It’s a gig that began when the fourth generation Durango resident was in high school. What started as a temporary spot filling in for the current pianist on his days off during the summer – something that fell into her lap and what she refers to as “one of the luckiest things that has ever happened to me” – has turned into a seven day a week venture, one she hopes to return to so she can officially celebrate that 20-year mark.
Black has been around the piano her whole life. Her mother taught piano in their home since she was little, and while she wasn’t a regular student of her mother’s, she observed enough of the lessons that happened in her house to attempt to learn on her own.
“She left me to my own devices, and then when I came to her asking how to do something or how to figure something out, she would help me along the way,” Black said. “So I don’t want to say I was self-taught by any stretch, but I didn’t go the normal route of going to a normal lesson every week and getting a star on my page from the teacher. It was a lot more self-driven than that. I think I begged her to do that once or twice and she would try it and I wouldn’t listen, so she decided it was probably not worth the fight. It was more important for us to get along as mother-daughter.”
While she picked up the music talent from her mother, it was her father, a longtime City Market employee and choir alum from Durango High School, who aided her playing by attempting to distract her.
“He would walk into a room and turn off the lights to see if I could keep going or not, teaching me to withstand distractions without it derailing a performance,” Black said. “He’d coach me to close my eyes and get into it when performing, to be more engaging. So I got the music side from Mom and a lot of the performance skills from Dad.”
Reared on songwriters like Paul Simon and Bonnie Raitt, or classic country that ranged from outlaw to novelty, which included Willie Nelson, Kris Kristofferson or the absurdity of C.W. McCall, whose songs name-drop regional locations, she’s kept music and performance in her front pocket since taking on that first professional gig when she was 16.
At Fort Lewis College, she studied education and music, earning a teaching degree and a performance degree in French horn, and led the band Red Rhapsody, which is piano-driven pop – quite the opposite genre from the ragtime she’s made a career out of playing for tourists fresh off the train. Along the way, she’s released records, worked alongside Scott “Scooter” Smith doing sound engineering at local and regional festivals, and kept a steady stream of live performances, which includes future internet performances via social media.
Playing ragtime has been her main gig.

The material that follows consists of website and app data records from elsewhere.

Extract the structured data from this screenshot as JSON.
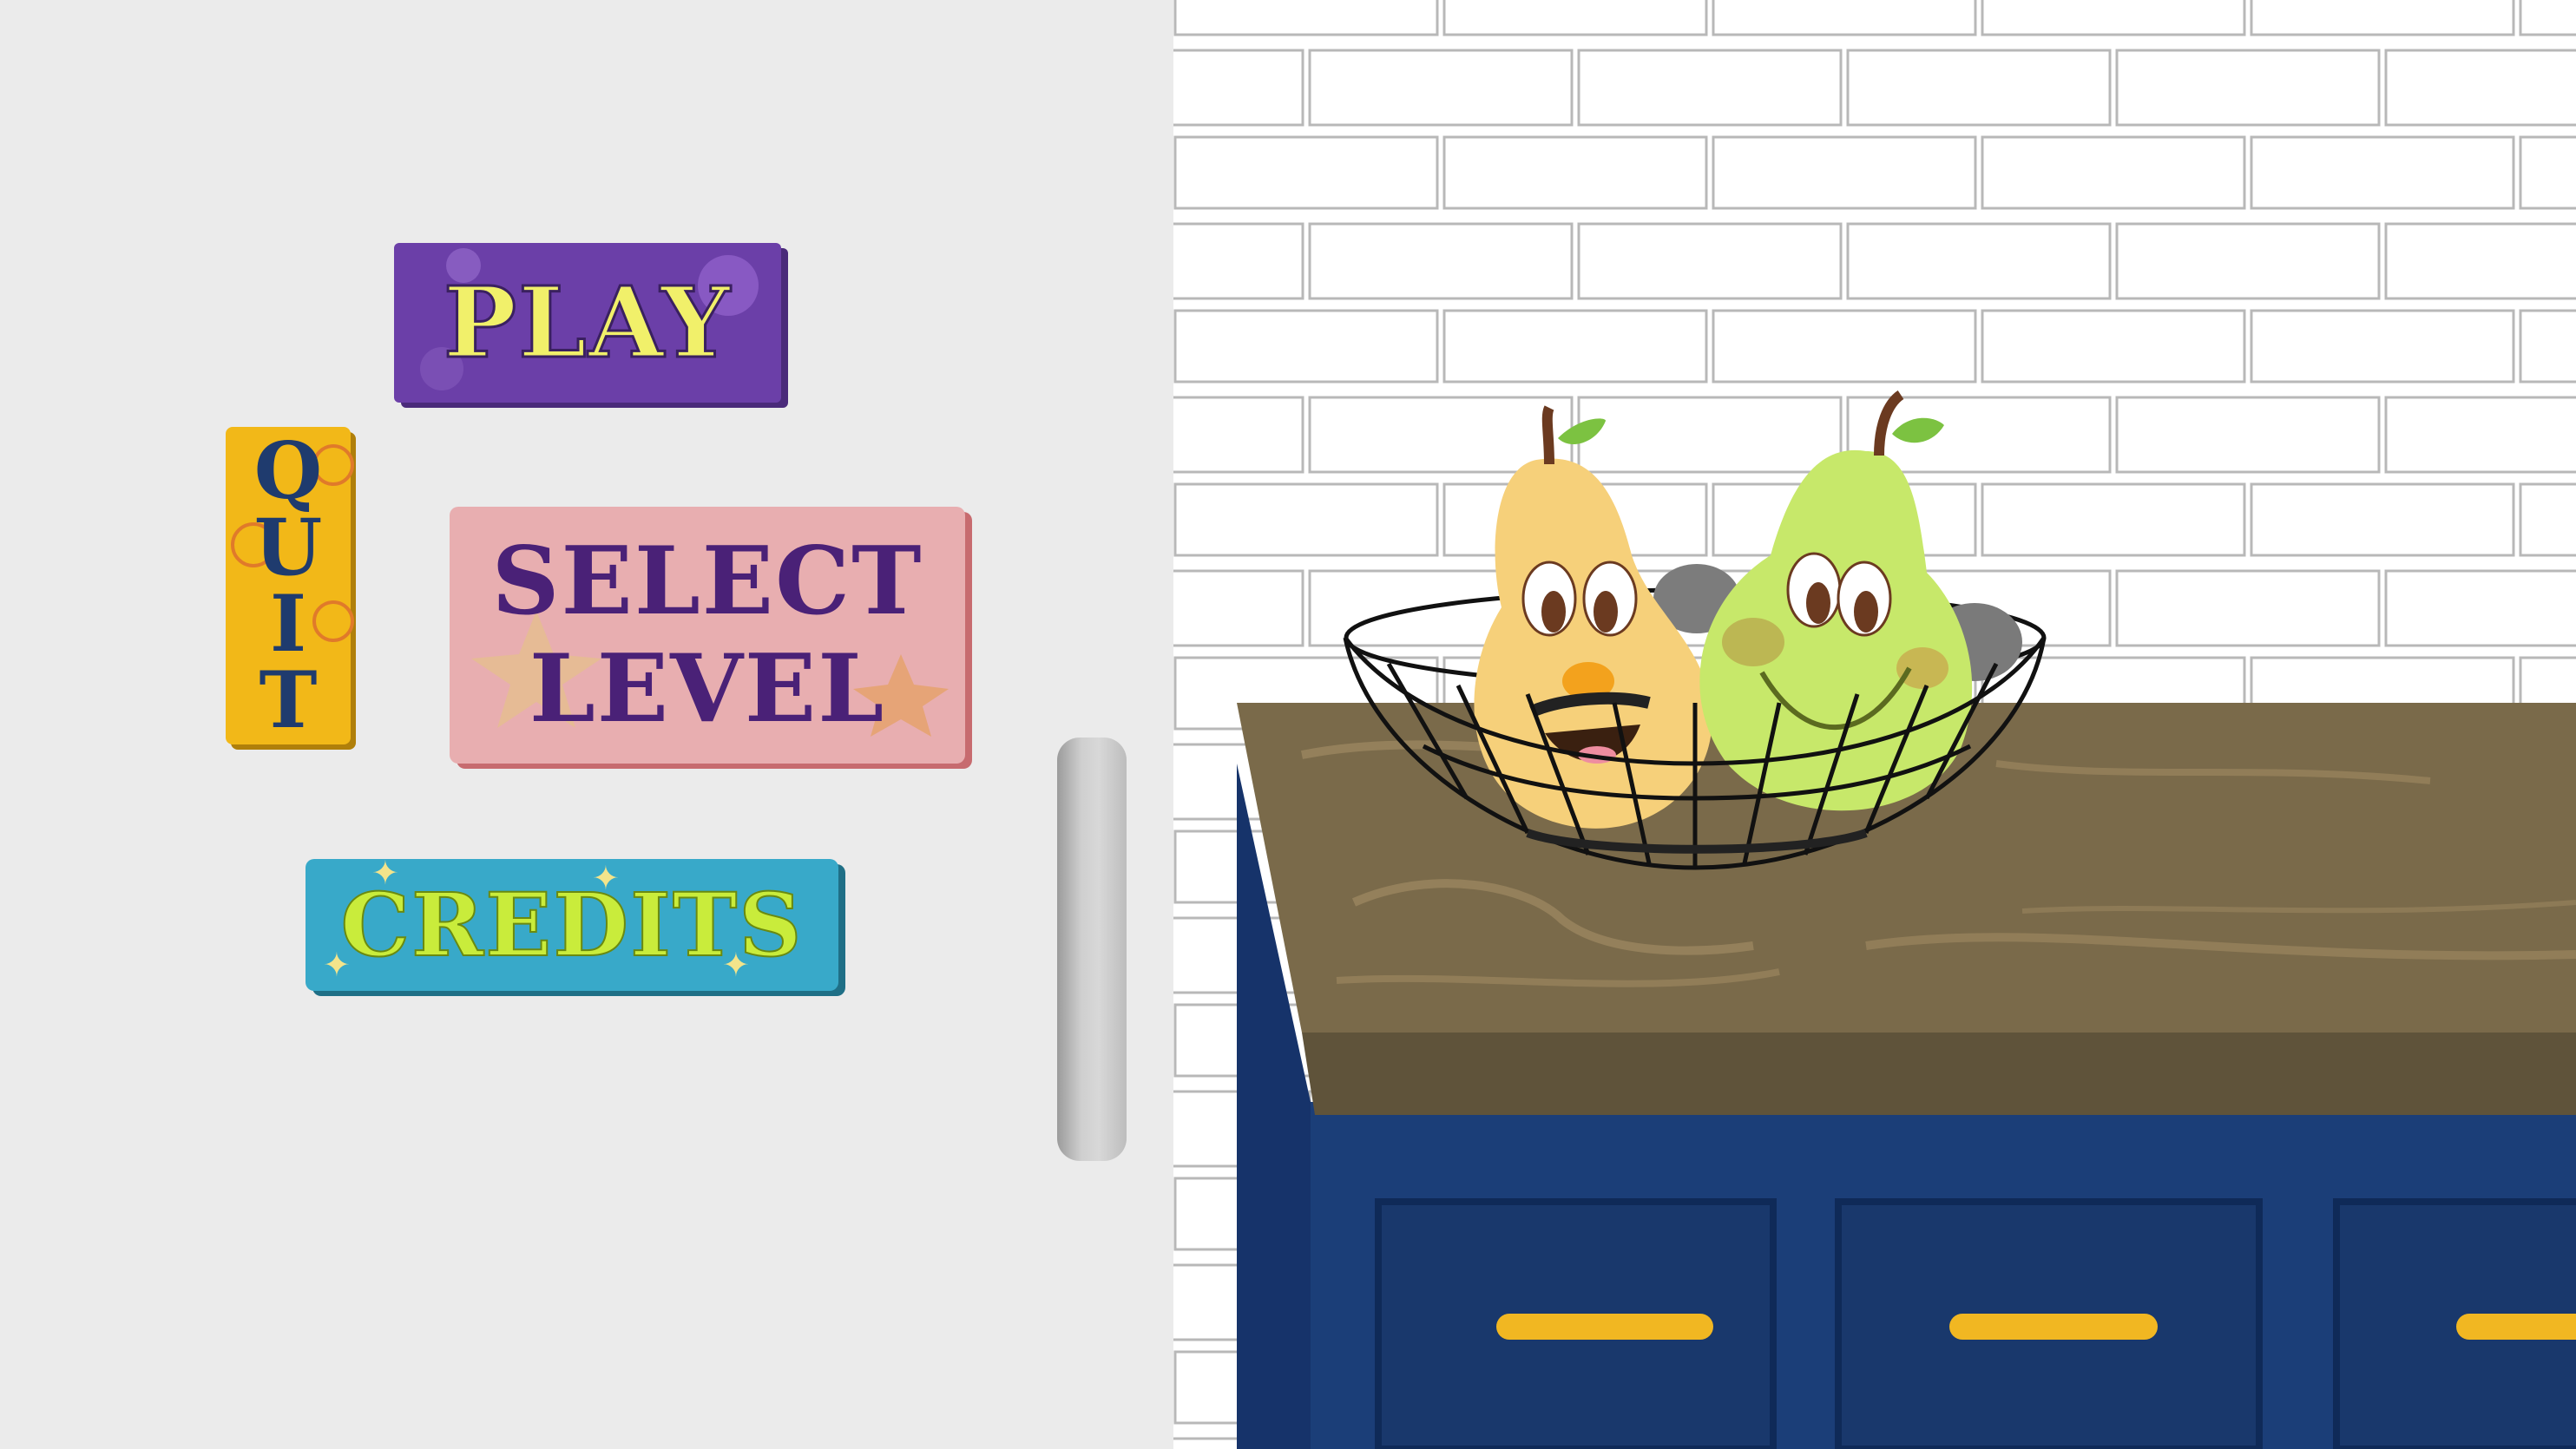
{
  "menu": {
    "play_label": "PLAY",
    "quit_letters": [
      "Q",
      "U",
      "I",
      "T"
    ],
    "select_line1": "SELECT",
    "select_line2": "LEVEL",
    "credits_label": "CREDITS"
  },
  "colors": {
    "play_bg": "#6b3fa8",
    "quit_bg": "#f2b818",
    "select_bg": "#e8aeb0",
    "credits_bg": "#38a9c9",
    "fridge": "#ebebeb",
    "counter_wood": "#7a6a4a",
    "cabinet_blue": "#1b3e78",
    "drawer_handle": "#f1b722"
  },
  "icons": {
    "pear_yellow": "pear-yellow-icon",
    "pear_green": "pear-green-icon",
    "basket": "wire-basket-icon"
  }
}
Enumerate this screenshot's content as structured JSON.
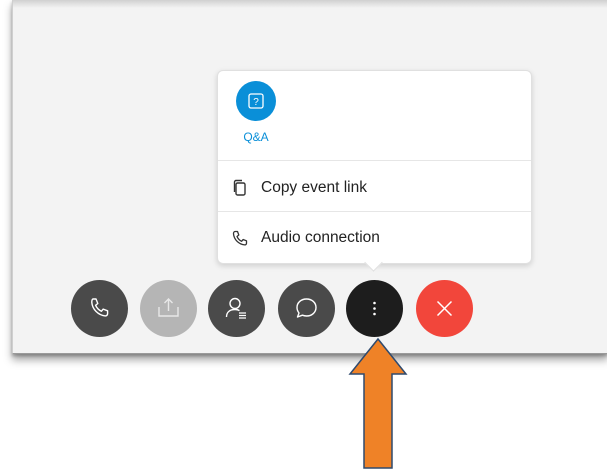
{
  "menu": {
    "qa": {
      "label": "Q&A",
      "icon": "qa-icon"
    },
    "items": [
      {
        "label": "Copy event link",
        "icon": "copy-icon"
      },
      {
        "label": "Audio connection",
        "icon": "phone-icon"
      }
    ]
  },
  "controls": [
    {
      "name": "audio",
      "icon": "phone-icon",
      "state": "normal"
    },
    {
      "name": "share",
      "icon": "share-icon",
      "state": "disabled"
    },
    {
      "name": "participants",
      "icon": "participants-icon",
      "state": "normal"
    },
    {
      "name": "chat",
      "icon": "chat-icon",
      "state": "normal"
    },
    {
      "name": "more",
      "icon": "more-options-icon",
      "state": "active"
    },
    {
      "name": "leave",
      "icon": "close-icon",
      "state": "danger"
    }
  ],
  "colors": {
    "accent": "#0a8fd8",
    "control_dark": "#4a4a4a",
    "control_disabled": "#b5b5b5",
    "control_active": "#1d1d1d",
    "leave_red": "#f2463b",
    "annotation_arrow": "#ef8227"
  }
}
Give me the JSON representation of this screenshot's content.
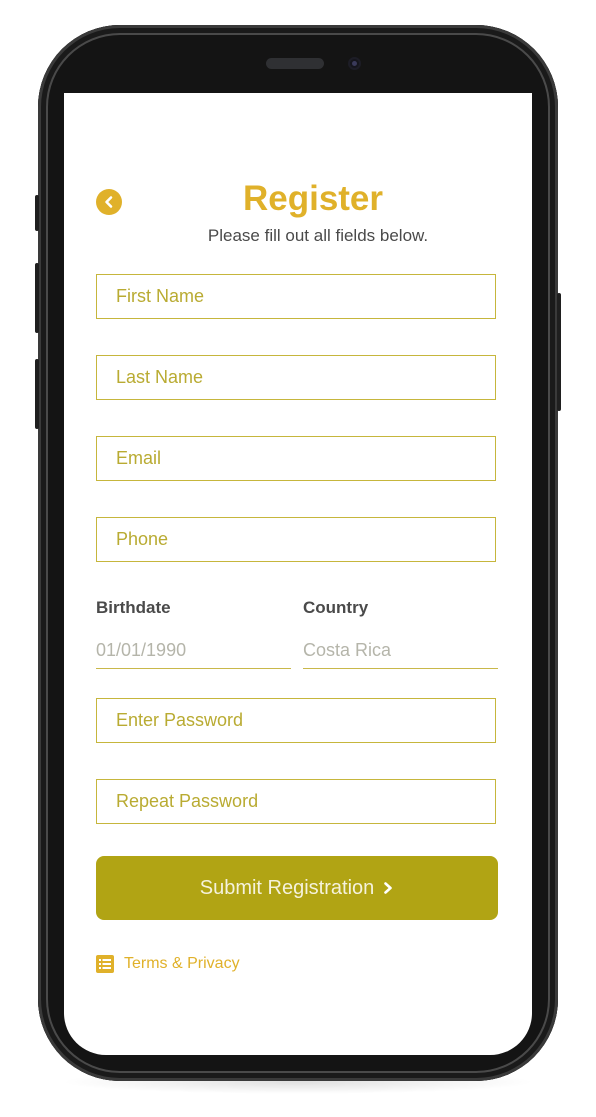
{
  "header": {
    "title": "Register",
    "subtitle": "Please fill out all fields below.",
    "back_icon": "chevron-left-circle-icon"
  },
  "form": {
    "first_name": {
      "placeholder": "First Name",
      "value": ""
    },
    "last_name": {
      "placeholder": "Last Name",
      "value": ""
    },
    "email": {
      "placeholder": "Email",
      "value": ""
    },
    "phone": {
      "placeholder": "Phone",
      "value": ""
    },
    "birthdate": {
      "label": "Birthdate",
      "placeholder": "01/01/1990",
      "value": ""
    },
    "country": {
      "label": "Country",
      "placeholder": "Costa Rica",
      "value": ""
    },
    "password": {
      "placeholder": "Enter Password",
      "value": ""
    },
    "repeat_password": {
      "placeholder": "Repeat Password",
      "value": ""
    }
  },
  "submit": {
    "label": "Submit Registration",
    "icon": "chevron-right-icon"
  },
  "terms": {
    "label": "Terms & Privacy",
    "icon": "list-icon"
  },
  "colors": {
    "accent": "#e0b12a",
    "button": "#b1a414",
    "field_border": "#c6b63c",
    "placeholder": "#b9ab32",
    "text_dark": "#4a4a4a"
  }
}
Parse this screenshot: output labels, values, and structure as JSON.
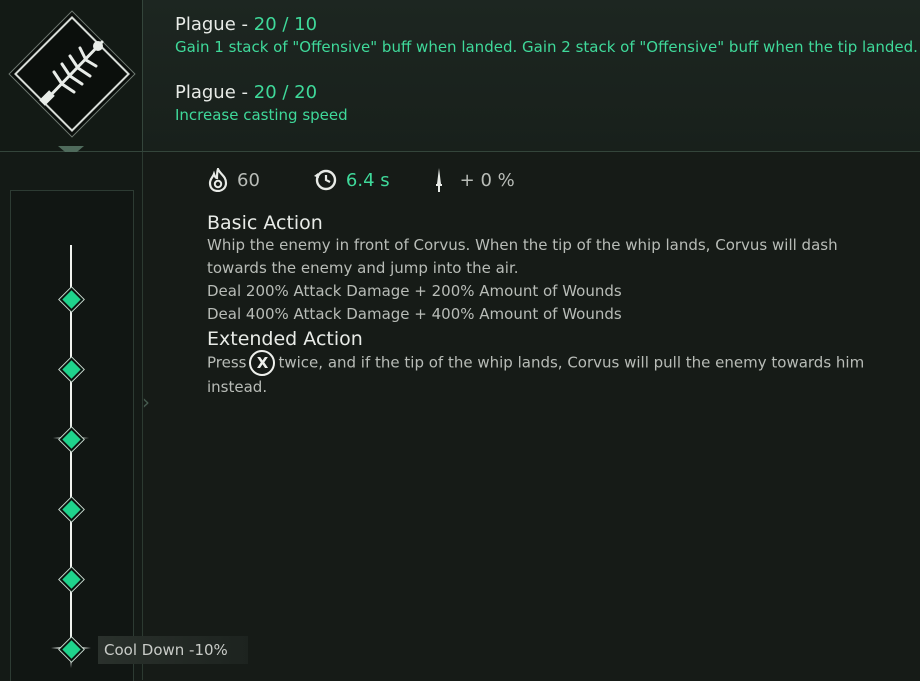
{
  "skill": {
    "icon": "whip-icon",
    "traits": [
      {
        "name": "Plague",
        "separator": " - ",
        "level": "20 / 10",
        "desc": "Gain 1 stack of \"Offensive\" buff when landed. Gain 2 stack of \"Offensive\" buff when the tip landed."
      },
      {
        "name": "Plague",
        "separator": " - ",
        "level": "20 / 20",
        "desc": "Increase casting speed"
      }
    ],
    "stats": {
      "flame_icon": "flame-icon",
      "flame_value": "60",
      "cooldown_icon": "cooldown-clock-icon",
      "cooldown_value": "6.4 s",
      "dagger_icon": "dagger-icon",
      "dagger_value": "+ 0 %"
    },
    "basic_action": {
      "title": "Basic Action",
      "desc": "Whip the enemy in front of Corvus. When the tip of the whip lands, Corvus will dash towards the enemy and jump into the air.",
      "line2": "Deal 200% Attack Damage + 200% Amount of Wounds",
      "line3": "Deal 400% Attack Damage + 400% Amount of Wounds"
    },
    "extended_action": {
      "title": "Extended Action",
      "pre": "Press",
      "button": "X",
      "post": "twice, and if the tip of the whip lands, Corvus will pull the enemy towards him instead."
    }
  },
  "skill_tree": {
    "cooldown_label": "Cool Down -10%"
  },
  "colors": {
    "accent_green": "#3fd99a",
    "node_green": "#1fd38c",
    "panel_bg": "#161b17"
  }
}
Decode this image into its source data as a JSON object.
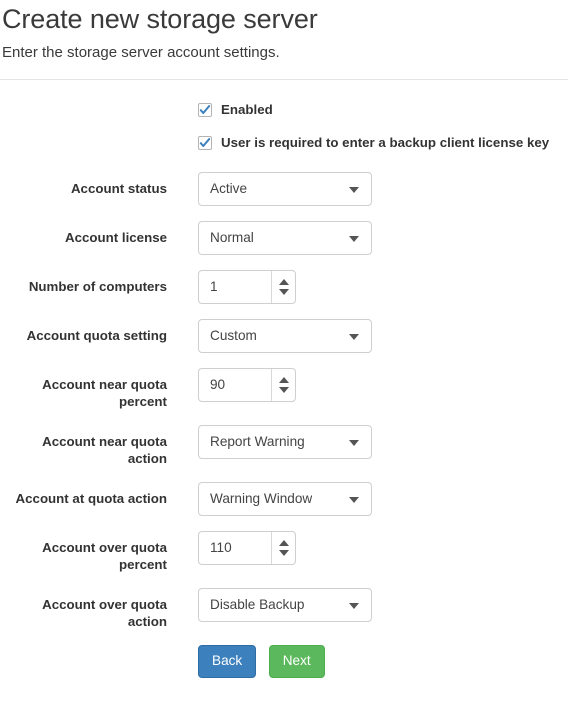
{
  "header": {
    "title": "Create new storage server",
    "subtitle": "Enter the storage server account settings."
  },
  "form": {
    "checkboxes": [
      {
        "label": "Enabled",
        "checked": true,
        "name": "enabled"
      },
      {
        "label": "User is required to enter a backup client license key",
        "checked": true,
        "name": "license-key-required"
      }
    ],
    "fields": [
      {
        "label": "Account status",
        "type": "select",
        "value": "Active",
        "name": "account-status"
      },
      {
        "label": "Account license",
        "type": "select",
        "value": "Normal",
        "name": "account-license"
      },
      {
        "label": "Number of computers",
        "type": "number",
        "value": "1",
        "name": "number-of-computers"
      },
      {
        "label": "Account quota setting",
        "type": "select",
        "value": "Custom",
        "name": "account-quota-setting"
      },
      {
        "label": "Account near quota percent",
        "type": "number",
        "value": "90",
        "name": "account-near-quota-percent"
      },
      {
        "label": "Account near quota action",
        "type": "select",
        "value": "Report Warning",
        "name": "account-near-quota-action"
      },
      {
        "label": "Account at quota action",
        "type": "select",
        "value": "Warning Window",
        "name": "account-at-quota-action"
      },
      {
        "label": "Account over quota percent",
        "type": "number",
        "value": "110",
        "name": "account-over-quota-percent"
      },
      {
        "label": "Account over quota action",
        "type": "select",
        "value": "Disable Backup",
        "name": "account-over-quota-action"
      }
    ],
    "buttons": {
      "back": "Back",
      "next": "Next"
    }
  },
  "colors": {
    "primary": "#3c80bd",
    "success": "#5cb85c",
    "checkmark": "#3c80bd",
    "border": "#cfcfcf",
    "text": "#333333"
  }
}
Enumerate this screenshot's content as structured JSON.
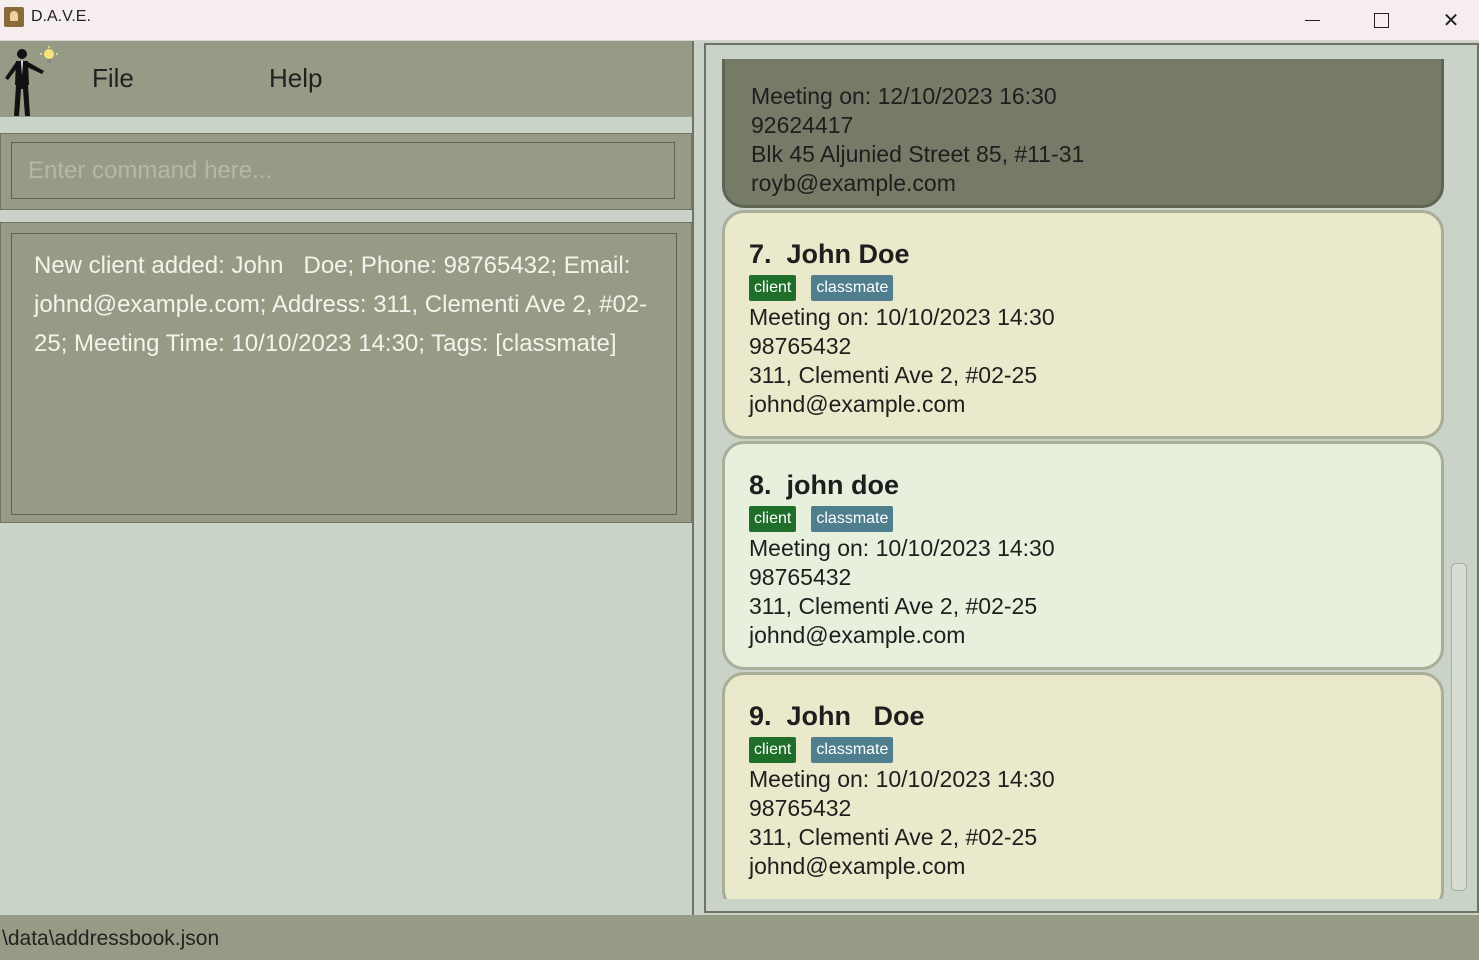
{
  "window": {
    "title": "D.A.V.E.",
    "min_icon": "minimize-icon",
    "max_icon": "maximize-icon",
    "close_icon": "close-icon",
    "close_glyph": "✕"
  },
  "menu": {
    "file": "File",
    "help": "Help"
  },
  "command": {
    "placeholder": "Enter command here...",
    "value": ""
  },
  "result": {
    "text": "New client added: John   Doe; Phone: 98765432; Email: johnd@example.com; Address: 311, Clementi Ave 2, #02-25; Meeting Time: 10/10/2023 14:30; Tags: [classmate]"
  },
  "cards": [
    {
      "name": "",
      "meeting": "Meeting on: 12/10/2023 16:30",
      "phone": "92624417",
      "address": "Blk 45 Aljunied Street 85, #11-31",
      "email": "royb@example.com"
    },
    {
      "name": "7.  John Doe",
      "tags": [
        "client",
        "classmate"
      ],
      "meeting": "Meeting on: 10/10/2023 14:30",
      "phone": "98765432",
      "address": "311, Clementi Ave 2, #02-25",
      "email": "johnd@example.com"
    },
    {
      "name": "8.  john doe",
      "tags": [
        "client",
        "classmate"
      ],
      "meeting": "Meeting on: 10/10/2023 14:30",
      "phone": "98765432",
      "address": "311, Clementi Ave 2, #02-25",
      "email": "johnd@example.com"
    },
    {
      "name": "9.  John   Doe",
      "tags": [
        "client",
        "classmate"
      ],
      "meeting": "Meeting on: 10/10/2023 14:30",
      "phone": "98765432",
      "address": "311, Clementi Ave 2, #02-25",
      "email": "johnd@example.com"
    }
  ],
  "status": {
    "path": "\\data\\addressbook.json"
  },
  "colors": {
    "client_tag": "#1f6f2a",
    "classmate_tag": "#4f7f8f",
    "panel": "#969b86"
  }
}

Her mother’s teaching abilities helped her figure out the complexities of the music; it also remains a genre with universal recognition and appeal.
“For anyone that’s ever played it, it’s actually quite difficult to work out the rhythms. It’s quite complex and it gets a bad rap. People say, ‘Oh, it must be simple,’ and it’s really not,” Black said. “I’ve had a lot of fun with it because it’s a different kind of energy exchange with the audience. You’re allowing people to time-travel, especially people that are older. The number of eyes that I see glistening back at me after I play a song. And somebody comes up to me after I play a song and says, ‘You know, that was my dad’s favorite song,’ or, ‘I haven’t heard that song since my grandpa died,’ or something like that. That is so much more meaningful to me in many more ways than I’ve ever achieved doing anything else musically.”
Bryant Liggett is a freelance writer and KDUR station manager. Reach him at firstname.lastname@example.org.